On the 30th September, the Revd Gwynn Williams (1945-2018), former council member of Union School of Theology, went to be with his Lord. Gwynn was the retired pastor of the Welsh speaking Evangelical Church in Cardiff and an active part of the Evangelical Movement of Wales (EMW). I had the privilege of sitting under Gwynn’s ministry on numerous occasions and working alongside him on various committees. Personally, he encouraged and equipped me for church ministry, and many others too.
It seems to me that Gwynn made a conscious decision to give himself to three things. Firstly, he gave himself to the ministry of the word. As a graduate of Cambridge University, he could have done many things, but he felt called to preach the word and that is what he did. In season and out, he consistently opened the Bible and preached the gospel. I can vividly remember his sermons and training sessions. Secondly, he gave himself to Wales. There is no doubt that Gwynn was a great preacher who could have left Wales to minister anywhere, but he gave himself to his own land. Preaching in Welsh, Gwynn presented the gospel to generations of young families, students and new believers. He gave an enormous amount of energy and time to national movements including EMW and UCCF and tirelessly travelled to meetings. Thirdly, he gave himself to the local church. Gwynn never let his national responsibilities take the place of his local church role. Week by week he opened the word and his heart to the church. He loved his people, and his people loved him.

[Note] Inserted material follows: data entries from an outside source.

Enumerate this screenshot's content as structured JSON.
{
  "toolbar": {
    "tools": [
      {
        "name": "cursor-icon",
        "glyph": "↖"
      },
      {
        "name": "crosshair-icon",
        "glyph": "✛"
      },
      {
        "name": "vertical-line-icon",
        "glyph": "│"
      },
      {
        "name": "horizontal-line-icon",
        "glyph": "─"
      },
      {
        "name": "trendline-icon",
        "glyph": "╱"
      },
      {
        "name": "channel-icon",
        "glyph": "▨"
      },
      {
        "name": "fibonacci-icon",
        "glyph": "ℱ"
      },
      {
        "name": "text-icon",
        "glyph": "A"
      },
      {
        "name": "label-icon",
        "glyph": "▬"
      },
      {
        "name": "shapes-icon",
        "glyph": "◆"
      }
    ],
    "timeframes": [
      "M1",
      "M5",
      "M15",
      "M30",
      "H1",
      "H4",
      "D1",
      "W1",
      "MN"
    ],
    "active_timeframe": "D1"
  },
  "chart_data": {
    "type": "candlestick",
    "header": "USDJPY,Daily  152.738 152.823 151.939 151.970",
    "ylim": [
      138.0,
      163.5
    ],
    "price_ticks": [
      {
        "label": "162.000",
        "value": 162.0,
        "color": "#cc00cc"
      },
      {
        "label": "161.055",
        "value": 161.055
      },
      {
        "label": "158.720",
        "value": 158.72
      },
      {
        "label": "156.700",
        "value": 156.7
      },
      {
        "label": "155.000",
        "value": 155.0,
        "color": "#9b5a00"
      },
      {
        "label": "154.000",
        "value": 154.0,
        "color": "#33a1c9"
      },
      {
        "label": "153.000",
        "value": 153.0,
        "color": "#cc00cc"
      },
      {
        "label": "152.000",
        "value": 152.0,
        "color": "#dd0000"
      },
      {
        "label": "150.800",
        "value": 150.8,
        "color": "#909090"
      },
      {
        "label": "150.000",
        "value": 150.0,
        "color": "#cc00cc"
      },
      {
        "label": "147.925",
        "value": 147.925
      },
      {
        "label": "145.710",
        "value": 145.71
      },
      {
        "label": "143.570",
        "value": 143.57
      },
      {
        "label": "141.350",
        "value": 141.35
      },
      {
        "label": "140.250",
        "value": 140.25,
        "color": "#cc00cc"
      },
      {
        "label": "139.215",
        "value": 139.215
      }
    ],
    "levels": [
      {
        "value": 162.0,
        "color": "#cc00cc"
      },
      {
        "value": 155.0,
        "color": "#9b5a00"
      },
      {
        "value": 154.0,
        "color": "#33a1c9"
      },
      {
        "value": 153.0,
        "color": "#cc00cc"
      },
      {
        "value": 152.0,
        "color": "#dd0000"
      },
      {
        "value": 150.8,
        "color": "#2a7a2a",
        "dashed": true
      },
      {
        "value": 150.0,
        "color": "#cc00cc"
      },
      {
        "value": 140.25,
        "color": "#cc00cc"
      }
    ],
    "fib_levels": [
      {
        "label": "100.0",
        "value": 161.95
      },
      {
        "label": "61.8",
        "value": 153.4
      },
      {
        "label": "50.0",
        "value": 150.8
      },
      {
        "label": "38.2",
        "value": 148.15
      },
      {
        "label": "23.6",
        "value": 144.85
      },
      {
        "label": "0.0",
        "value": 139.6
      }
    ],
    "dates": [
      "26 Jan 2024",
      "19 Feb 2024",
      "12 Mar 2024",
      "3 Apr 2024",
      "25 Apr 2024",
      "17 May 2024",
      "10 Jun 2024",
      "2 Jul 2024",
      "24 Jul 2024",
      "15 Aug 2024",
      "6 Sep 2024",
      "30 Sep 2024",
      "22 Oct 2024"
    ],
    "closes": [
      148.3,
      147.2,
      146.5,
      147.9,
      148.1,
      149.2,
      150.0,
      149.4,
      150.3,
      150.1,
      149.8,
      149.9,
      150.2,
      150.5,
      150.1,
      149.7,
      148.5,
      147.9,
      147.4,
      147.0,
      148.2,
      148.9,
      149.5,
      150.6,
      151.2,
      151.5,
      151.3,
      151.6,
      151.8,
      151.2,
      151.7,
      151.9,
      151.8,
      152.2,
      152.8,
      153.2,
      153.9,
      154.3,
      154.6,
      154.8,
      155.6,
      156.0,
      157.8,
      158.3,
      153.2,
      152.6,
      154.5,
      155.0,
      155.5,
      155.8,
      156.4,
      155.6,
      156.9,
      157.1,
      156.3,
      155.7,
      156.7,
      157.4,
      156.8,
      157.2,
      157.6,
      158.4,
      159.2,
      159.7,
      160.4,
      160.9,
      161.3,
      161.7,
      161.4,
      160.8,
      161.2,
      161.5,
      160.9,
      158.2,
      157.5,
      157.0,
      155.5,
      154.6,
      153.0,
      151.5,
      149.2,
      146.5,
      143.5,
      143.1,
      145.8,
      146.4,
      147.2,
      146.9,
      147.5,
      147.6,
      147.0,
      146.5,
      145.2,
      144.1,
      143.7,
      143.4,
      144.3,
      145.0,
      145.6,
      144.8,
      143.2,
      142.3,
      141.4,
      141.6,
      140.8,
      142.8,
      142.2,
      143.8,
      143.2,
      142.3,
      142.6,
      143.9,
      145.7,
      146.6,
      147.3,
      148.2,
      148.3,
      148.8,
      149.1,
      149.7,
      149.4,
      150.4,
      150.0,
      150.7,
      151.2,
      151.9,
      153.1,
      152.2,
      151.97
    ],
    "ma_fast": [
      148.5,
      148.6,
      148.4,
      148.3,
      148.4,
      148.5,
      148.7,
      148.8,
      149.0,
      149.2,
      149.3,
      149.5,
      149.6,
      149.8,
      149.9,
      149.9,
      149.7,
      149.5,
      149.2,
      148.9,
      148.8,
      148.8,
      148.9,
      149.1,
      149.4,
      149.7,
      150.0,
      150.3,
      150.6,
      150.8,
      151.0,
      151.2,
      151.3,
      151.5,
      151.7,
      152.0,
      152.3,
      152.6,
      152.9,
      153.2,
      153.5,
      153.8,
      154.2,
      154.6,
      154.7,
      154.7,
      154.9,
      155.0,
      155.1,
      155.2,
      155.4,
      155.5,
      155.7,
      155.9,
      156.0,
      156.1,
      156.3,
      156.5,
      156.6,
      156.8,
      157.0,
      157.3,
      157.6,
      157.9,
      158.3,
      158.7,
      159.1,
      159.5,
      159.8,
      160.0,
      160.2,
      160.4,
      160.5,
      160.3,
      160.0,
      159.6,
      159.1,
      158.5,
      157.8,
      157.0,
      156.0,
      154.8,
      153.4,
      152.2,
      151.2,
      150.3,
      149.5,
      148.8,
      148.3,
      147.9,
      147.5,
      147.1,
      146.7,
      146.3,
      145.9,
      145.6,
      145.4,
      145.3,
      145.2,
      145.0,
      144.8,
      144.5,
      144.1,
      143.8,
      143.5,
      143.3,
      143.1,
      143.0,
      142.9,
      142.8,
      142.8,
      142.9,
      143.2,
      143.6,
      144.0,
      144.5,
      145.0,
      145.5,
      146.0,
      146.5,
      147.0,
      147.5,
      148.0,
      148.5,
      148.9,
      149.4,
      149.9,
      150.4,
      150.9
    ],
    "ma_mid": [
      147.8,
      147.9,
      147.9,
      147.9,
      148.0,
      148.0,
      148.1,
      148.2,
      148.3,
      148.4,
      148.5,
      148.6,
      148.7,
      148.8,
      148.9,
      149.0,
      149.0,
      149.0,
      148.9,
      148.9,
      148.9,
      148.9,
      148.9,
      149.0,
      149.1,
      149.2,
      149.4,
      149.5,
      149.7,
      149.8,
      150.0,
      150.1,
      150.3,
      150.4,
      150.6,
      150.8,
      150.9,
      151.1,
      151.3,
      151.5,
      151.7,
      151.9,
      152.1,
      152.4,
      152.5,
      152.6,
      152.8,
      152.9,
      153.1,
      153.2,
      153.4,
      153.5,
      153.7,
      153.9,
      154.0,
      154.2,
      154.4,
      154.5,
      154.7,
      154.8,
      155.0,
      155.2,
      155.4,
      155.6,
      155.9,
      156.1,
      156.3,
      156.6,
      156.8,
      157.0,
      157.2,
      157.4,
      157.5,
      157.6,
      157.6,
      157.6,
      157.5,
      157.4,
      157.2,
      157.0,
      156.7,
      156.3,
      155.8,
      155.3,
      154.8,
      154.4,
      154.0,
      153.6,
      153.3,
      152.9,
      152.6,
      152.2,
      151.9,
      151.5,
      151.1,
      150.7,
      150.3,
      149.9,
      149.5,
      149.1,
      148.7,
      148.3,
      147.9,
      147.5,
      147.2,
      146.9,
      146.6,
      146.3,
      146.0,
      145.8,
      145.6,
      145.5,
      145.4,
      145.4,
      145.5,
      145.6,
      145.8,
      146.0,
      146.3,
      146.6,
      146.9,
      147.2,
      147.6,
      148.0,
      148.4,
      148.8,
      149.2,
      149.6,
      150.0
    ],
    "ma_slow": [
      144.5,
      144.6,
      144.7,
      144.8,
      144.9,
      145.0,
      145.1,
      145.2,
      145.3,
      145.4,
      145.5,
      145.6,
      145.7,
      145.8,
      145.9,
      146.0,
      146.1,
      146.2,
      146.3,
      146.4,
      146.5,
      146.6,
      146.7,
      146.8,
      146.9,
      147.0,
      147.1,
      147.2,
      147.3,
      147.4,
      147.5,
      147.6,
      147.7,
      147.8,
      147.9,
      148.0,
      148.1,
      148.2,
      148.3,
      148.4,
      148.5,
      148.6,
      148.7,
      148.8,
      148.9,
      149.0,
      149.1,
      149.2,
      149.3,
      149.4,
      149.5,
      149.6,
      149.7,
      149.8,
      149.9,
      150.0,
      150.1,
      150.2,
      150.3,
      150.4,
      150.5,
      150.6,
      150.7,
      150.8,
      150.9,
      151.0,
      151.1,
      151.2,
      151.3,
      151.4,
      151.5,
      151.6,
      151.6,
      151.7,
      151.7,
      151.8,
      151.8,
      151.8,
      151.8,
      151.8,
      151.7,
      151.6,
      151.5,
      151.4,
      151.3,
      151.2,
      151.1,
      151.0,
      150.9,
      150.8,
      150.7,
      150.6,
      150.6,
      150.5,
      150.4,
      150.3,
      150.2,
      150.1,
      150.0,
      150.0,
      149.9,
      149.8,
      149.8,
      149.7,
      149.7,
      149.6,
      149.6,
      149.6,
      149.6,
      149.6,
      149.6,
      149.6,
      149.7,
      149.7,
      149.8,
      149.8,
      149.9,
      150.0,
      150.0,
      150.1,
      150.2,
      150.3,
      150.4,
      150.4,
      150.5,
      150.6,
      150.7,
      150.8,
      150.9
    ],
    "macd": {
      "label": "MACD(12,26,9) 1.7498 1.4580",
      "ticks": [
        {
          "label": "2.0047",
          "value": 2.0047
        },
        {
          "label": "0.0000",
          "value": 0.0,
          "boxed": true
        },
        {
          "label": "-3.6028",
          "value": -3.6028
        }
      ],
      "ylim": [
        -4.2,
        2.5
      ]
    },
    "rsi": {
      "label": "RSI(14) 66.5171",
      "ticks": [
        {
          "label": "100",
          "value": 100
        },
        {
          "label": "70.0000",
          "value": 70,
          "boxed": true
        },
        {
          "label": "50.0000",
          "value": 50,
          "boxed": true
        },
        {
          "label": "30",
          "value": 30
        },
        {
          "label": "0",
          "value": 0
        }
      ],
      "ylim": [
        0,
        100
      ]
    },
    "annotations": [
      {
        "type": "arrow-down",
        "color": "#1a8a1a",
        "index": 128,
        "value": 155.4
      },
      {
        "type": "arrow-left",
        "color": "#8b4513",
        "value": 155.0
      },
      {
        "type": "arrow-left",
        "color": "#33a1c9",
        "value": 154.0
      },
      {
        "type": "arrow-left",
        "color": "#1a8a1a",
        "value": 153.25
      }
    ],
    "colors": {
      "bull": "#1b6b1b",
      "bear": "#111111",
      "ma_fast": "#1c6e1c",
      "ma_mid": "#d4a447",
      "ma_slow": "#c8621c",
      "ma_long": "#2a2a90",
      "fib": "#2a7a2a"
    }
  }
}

I asked two former Union students who also served as assistants to Gwynn to share some recollections of serving alongside him.
“Are you enjoying your work?” That was a question I was often asked as I trained under the guidance of the Rev. Gwynn Williams in the Welsh Evangelical Church in Cardiff. “Yes, I am..”, but I would always add, “what I’m enjoying the most is listening to Gwynn preach.” Indeed, that had been the case throughout my whole life. Gwynn faithfully preached the comfort, the challenge and the sheer joy of the gospel.
When I was around 11 years old, I recall the National Eisteddfod of Wales was being held in Mold. As it does today, the Evangelical Movement of Wales sought to witness to fellow Welsh speakers. Gwynn was preaching in the evening service and his subject was the cross. I can vividly remember crying in our car after the service – amazed that nails were driven through the Lord Jesus’ wrists and feet to deal with my sin. Take another instance: What do you do with an adolescent boy who’s in the middle of the angst of puberty? Well, you take him to the EMW welsh language summer conference to listen to Gwynn Williams preach on Heaven! As Gwynn preached, I listened as a disgruntled, confused teenager. I didn’t understand what on earth was going on within me, but realised where I would end up, and Heaven would be glorious!
Little did I know that I would have the privilege of learning the ropes of ministry from Gwynn. Gwynn passionately believed in theological study, for how else was a pastor to protect his people from the heresies of the day? But for Gwynn preaching and pastoring were not merely academic. No, the ministry was for the glory of God and the benefit of Christ’s church. The Saviour’s heaven, that Gwynn preached so faithfully, is now his experience. I, amongst many others, will be eternally grateful for the way God used Gwynn in our lives.”
Trystan Hallam is the minister of Bethel Church, Tredegar.
“I don’t think I ever heard Gwynn have a bad day in the pulpit. Consistently good and often enthralling, Gwynn was gifted by our Lord to lead his people through the Bible systematically and simply. I’ve never known a preacher able to satisfy both boffin and babe like Gwynn. Yet week by week, that’s what he did, line by line, verse by verse. He rarely raised his voice and barely moved. But God was in those words. I wish I could tell you about that morning in Isaiah 61 where I knew Christ’s garland was given to me, or that week in Aber when Gwynn guided us along the Roman road and my wife felt the freedom of liberating grace in a way that would change her forever. To hear Gwynn’s preaching was a privilege far too few will know.
For two years, in God’s kindness, Gwynn was also my boss. I was blessed to be his first ever assistant and I know who got the better deal. I assisted him by making a mess and he taught me in ways that are benefiting the church I serve today. Gwynn was so generous.
When he couldn’t find enough work for me to do, instead of getting rid of me, he talked the church into paying for me to study at WEST (now Union School of Theology). When I blew ALL THE MONEY by rashly printing thousands of un-proofed Christmas cards, he let me learn my lesson (and quietly paid the bill himself). In our weekly meetings he let me ask away (or arrogantly rant until it was out my system). But most generously of all, he gave me his pulpit.”
Lewis Roderick is a pastor at Christchurch, Newport.
I can still remember Gwynn preaching from 2 Timothy 2:1-2 with an illustration from rugby. He painted the picture of a young player, who needed to grasp the ball well but also to pass it on well. He urged us as young ministers to know the gospel well, but to make sure we passed it on well too. Gwynn held on to the truth of the gospel clearly and passionately and he passed it on to many. I pray that my generation would do the same.
Jonathan Thomas Pastoral Dean & Lecturer in Pastoral Theology